Across the road from our cabañas we found a great steak restaurant. For less than 7 euros I got one of the best filets I've ever enjoyed. 400g of rosey-on-the-inside, al-dente-on-the-outside happiness. Our waiter turned out to have a very unusual first name. He was called Darwin. I know that Charles Darwin passed this way before on The Beagle. But I didn't think he had left his own genetic imprint on the place. Could this man in front of me be the fruit of Charles Darwin's own long forgotten experiment in heredity, I wondered? Apparently not - it seems that his father was a scientist and named his son out of reverence for a great scientific thinker. (It might have been kinder to simply call him Charles). I was tempted to ask him what names his siblings were carrying around (Copernicus is working desserts tonight and it's Einstein's night off). But he still had all the steak-knives in his hand so I though better of it. I also didn't find out if he shared my concerns about the negative effect that the tsunami sign might have on the future of the local gene pool. Some times it's safer to be on the other side of a nice big language barrier.

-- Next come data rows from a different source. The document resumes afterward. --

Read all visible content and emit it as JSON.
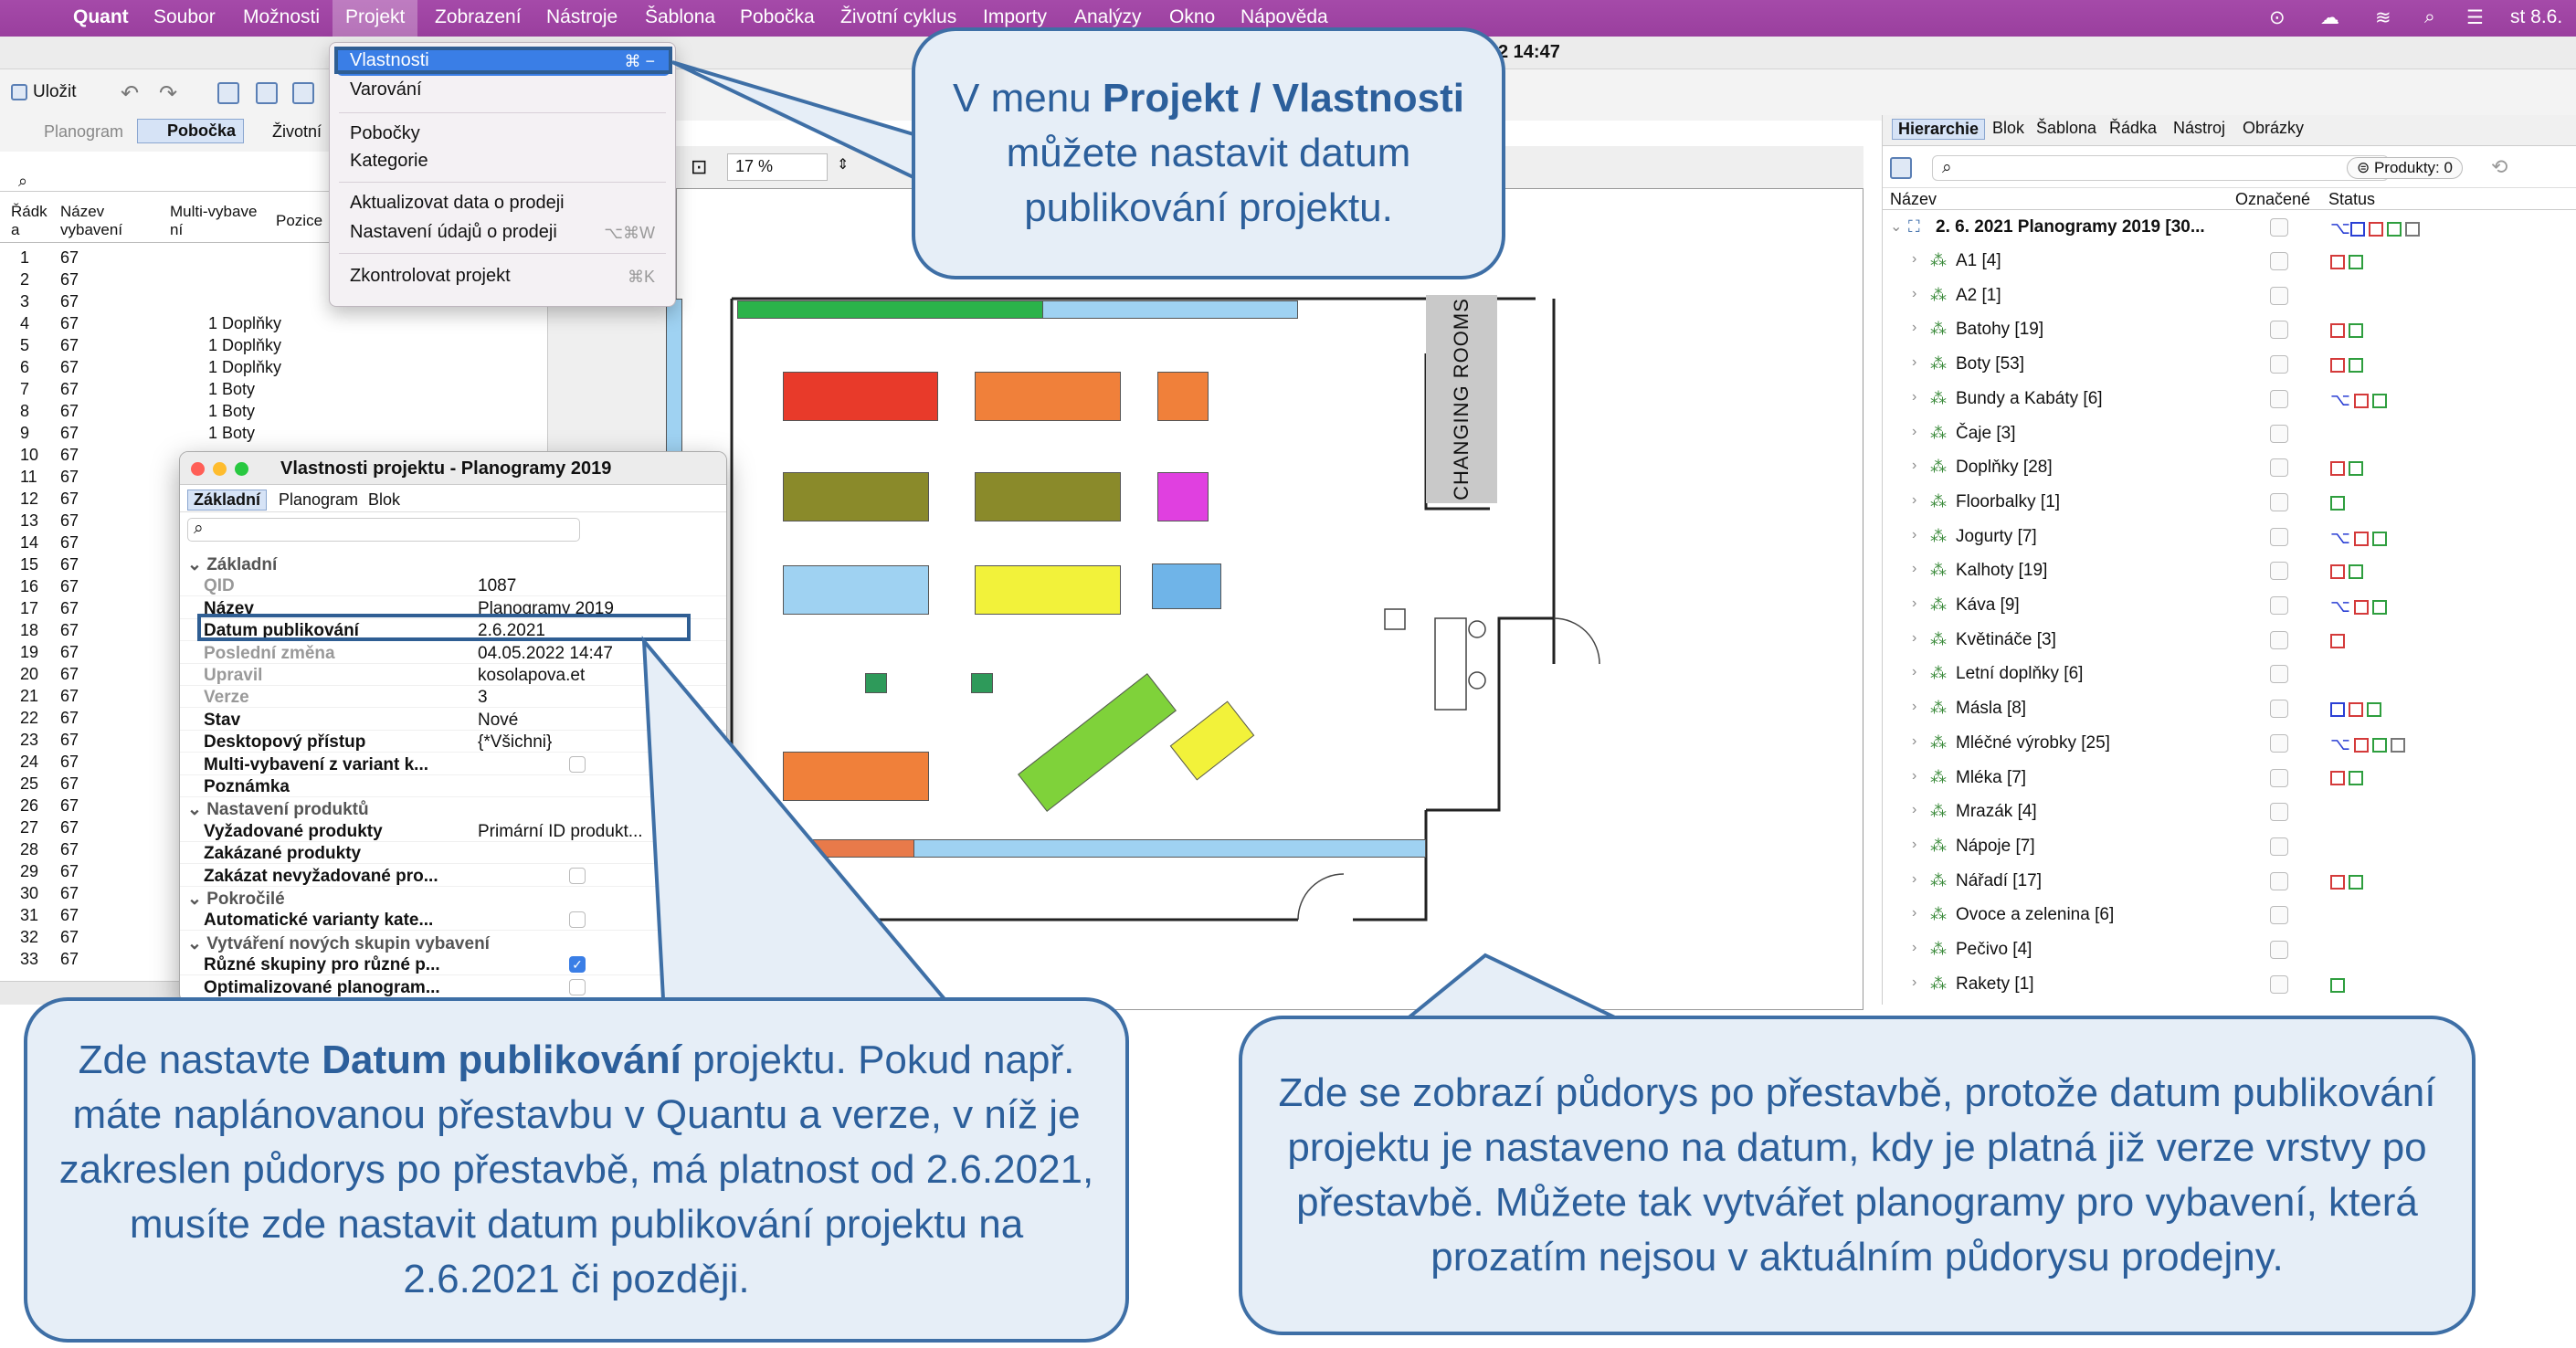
{
  "menubar": {
    "app": "Quant",
    "items": [
      "Soubor",
      "Možnosti",
      "Projekt",
      "Zobrazení",
      "Nástroje",
      "Šablona",
      "Pobočka",
      "Životní cyklus",
      "Importy",
      "Analýzy",
      "Okno",
      "Nápověda"
    ],
    "active": "Projekt",
    "clock": "st 8.6."
  },
  "window": {
    "title_time": "2 14:47"
  },
  "toolbar": {
    "save_label": "Uložit",
    "zoom": "17 %"
  },
  "tabs": {
    "planogram": "Planogram",
    "pobocka": "Pobočka",
    "zivotni": "Životní"
  },
  "projekt_menu": {
    "items": [
      {
        "label": "Vlastnosti",
        "shortcut": "⌘ −",
        "highlighted": true
      },
      {
        "label": "Varování",
        "shortcut": ""
      },
      {
        "label": "Pobočky",
        "shortcut": ""
      },
      {
        "label": "Kategorie",
        "shortcut": ""
      },
      {
        "label": "Aktualizovat data o prodeji",
        "shortcut": ""
      },
      {
        "label": "Nastavení údajů o prodeji",
        "shortcut": "⌥⌘W"
      },
      {
        "label": "Zkontrolovat projekt",
        "shortcut": "⌘K"
      }
    ]
  },
  "left_table": {
    "headers": [
      "Řádk a",
      "Název vybavení",
      "Multi-vybave ní",
      "Pozice"
    ],
    "rows": [
      [
        "1",
        "67",
        ""
      ],
      [
        "2",
        "67",
        ""
      ],
      [
        "3",
        "67",
        ""
      ],
      [
        "4",
        "67",
        "1 Doplňky"
      ],
      [
        "5",
        "67",
        "1 Doplňky"
      ],
      [
        "6",
        "67",
        "1 Doplňky"
      ],
      [
        "7",
        "67",
        "1 Boty"
      ],
      [
        "8",
        "67",
        "1 Boty"
      ],
      [
        "9",
        "67",
        "1 Boty"
      ],
      [
        "10",
        "67",
        ""
      ],
      [
        "11",
        "67",
        ""
      ],
      [
        "12",
        "67",
        ""
      ],
      [
        "13",
        "67",
        ""
      ],
      [
        "14",
        "67",
        ""
      ],
      [
        "15",
        "67",
        ""
      ],
      [
        "16",
        "67",
        ""
      ],
      [
        "17",
        "67",
        ""
      ],
      [
        "18",
        "67",
        ""
      ],
      [
        "19",
        "67",
        ""
      ],
      [
        "20",
        "67",
        ""
      ],
      [
        "21",
        "67",
        ""
      ],
      [
        "22",
        "67",
        ""
      ],
      [
        "23",
        "67",
        ""
      ],
      [
        "24",
        "67",
        ""
      ],
      [
        "25",
        "67",
        ""
      ],
      [
        "26",
        "67",
        ""
      ],
      [
        "27",
        "67",
        ""
      ],
      [
        "28",
        "67",
        ""
      ],
      [
        "29",
        "67",
        ""
      ],
      [
        "30",
        "67",
        ""
      ],
      [
        "31",
        "67",
        ""
      ],
      [
        "32",
        "67",
        ""
      ],
      [
        "33",
        "67",
        ""
      ]
    ]
  },
  "dialog": {
    "title": "Vlastnosti projektu - Planogramy 2019",
    "tabs": [
      "Základní",
      "Planogram",
      "Blok"
    ],
    "rows": [
      {
        "type": "section",
        "label": "Základní"
      },
      {
        "type": "prop",
        "key": "QID",
        "value": "1087",
        "gray": true
      },
      {
        "type": "prop",
        "key": "Název",
        "value": "Planogramy 2019"
      },
      {
        "type": "prop",
        "key": "Datum publikování",
        "value": "2.6.2021"
      },
      {
        "type": "prop",
        "key": "Poslední změna",
        "value": "04.05.2022 14:47",
        "gray": true
      },
      {
        "type": "prop",
        "key": "Upravil",
        "value": "kosolapova.et",
        "gray": true
      },
      {
        "type": "prop",
        "key": "Verze",
        "value": "3",
        "gray": true
      },
      {
        "type": "prop",
        "key": "Stav",
        "value": "Nové"
      },
      {
        "type": "prop",
        "key": "Desktopový přístup",
        "value": "{*Všichni}"
      },
      {
        "type": "prop",
        "key": "Multi-vybavení z variant k...",
        "value": ""
      },
      {
        "type": "prop",
        "key": "Poznámka",
        "value": ""
      },
      {
        "type": "section",
        "label": "Nastavení produktů"
      },
      {
        "type": "prop",
        "key": "Vyžadované produkty",
        "value": "Primární ID produkt..."
      },
      {
        "type": "prop",
        "key": "Zakázané produkty",
        "value": ""
      },
      {
        "type": "prop",
        "key": "Zakázat nevyžadované pro...",
        "value": ""
      },
      {
        "type": "section",
        "label": "Pokročilé"
      },
      {
        "type": "prop",
        "key": "Automatické varianty kate...",
        "value": ""
      },
      {
        "type": "section",
        "label": "Vytváření nových skupin vybavení"
      },
      {
        "type": "prop",
        "key": "Různé skupiny pro různé p...",
        "value": ""
      },
      {
        "type": "prop",
        "key": "Optimalizované planogram...",
        "value": ""
      }
    ]
  },
  "canvas": {
    "changing_rooms": "CHANGING ROOMS"
  },
  "right_panel": {
    "tabs": [
      "Hierarchie",
      "Blok",
      "Šablona",
      "Řádka",
      "Nástroj",
      "Obrázky"
    ],
    "filter_label": "Produkty: 0",
    "headers": {
      "name": "Název",
      "marked": "Označené",
      "status": "Status"
    },
    "root": "2. 6. 2021 Planogramy 2019 [30...",
    "items": [
      {
        "name": "A1 [4]",
        "status": "rg"
      },
      {
        "name": "A2 [1]",
        "status": ""
      },
      {
        "name": "Batohy [19]",
        "status": "rg"
      },
      {
        "name": "Boty [53]",
        "status": "rg"
      },
      {
        "name": "Bundy a Kabáty [6]",
        "status": "xrg"
      },
      {
        "name": "Čaje [3]",
        "status": ""
      },
      {
        "name": "Doplňky [28]",
        "status": "rg"
      },
      {
        "name": "Floorbalky [1]",
        "status": "g"
      },
      {
        "name": "Jogurty [7]",
        "status": "xrg"
      },
      {
        "name": "Kalhoty [19]",
        "status": "rg"
      },
      {
        "name": "Káva [9]",
        "status": "xrg"
      },
      {
        "name": "Květináče [3]",
        "status": "r"
      },
      {
        "name": "Letní doplňky [6]",
        "status": ""
      },
      {
        "name": "Másla [8]",
        "status": "brg"
      },
      {
        "name": "Mléčné výrobky [25]",
        "status": "xrgt"
      },
      {
        "name": "Mléka [7]",
        "status": "rg"
      },
      {
        "name": "Mrazák [4]",
        "status": ""
      },
      {
        "name": "Nápoje [7]",
        "status": ""
      },
      {
        "name": "Nářadí [17]",
        "status": "rg"
      },
      {
        "name": "Ovoce a zelenina [6]",
        "status": ""
      },
      {
        "name": "Pečivo [4]",
        "status": ""
      },
      {
        "name": "Rakety [1]",
        "status": "g"
      }
    ]
  },
  "callouts": {
    "top": {
      "pre": "V menu ",
      "bold": "Projekt / Vlastnosti",
      "post": " můžete nastavit datum publikování projektu."
    },
    "left": {
      "pre": "Zde nastavte ",
      "bold": "Datum publikování",
      "post": " projektu. Pokud např. máte naplánovanou přestavbu v Quantu a verze, v níž je zakreslen půdorys po přestavbě, má platnost od 2.6.2021, musíte zde nastavit datum publikování projektu na 2.6.2021 či později."
    },
    "right": {
      "text": "Zde se zobrazí půdorys po přestavbě, protože datum publikování projektu je nastaveno na datum, kdy je platná již verze vrstvy po přestavbě. Můžete tak vytvářet planogramy pro vybavení, která prozatím nejsou v aktuálním půdorysu prodejny."
    }
  },
  "colors": {
    "menubar": "#9a3f9e",
    "accent": "#3a7ee6",
    "callout_border": "#3e6fa6",
    "callout_text": "#2c5f9b"
  }
}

La Serena has a great deal more to offer than steak and table soccer of course. We took some time to stroll around the city centre, browse in a pretty covered market, and have a reasonably priced meal or two. But oddly enough, table soccer and walks along the beach (including a few goes on a bungy trampoline for Nina and Sara) was all we really wanted. The girls had had to deal with 4 days in Santiago with very little to do except watch their parents disintegrate due to lack of sleep (probably not such a bad passtime for most kids, but not nearly as good if you can't have a laugh with your friends about it). La Serena offered them a chance to just do what they wanted to do. Apart from a quick tour of a surprisingly good archeological museum - which included an orginal maoi statue from Easter Island - we contented ourselves with strolling, eating, ping-pong and table soccer. As far as this family is concerned, La Serena was a GOOOOOOOOAAAAAAAAAAALLLLLLLLLLLLLL!!!!!!!!!
Nina and Sara, ready for the bus to get out of Santiago.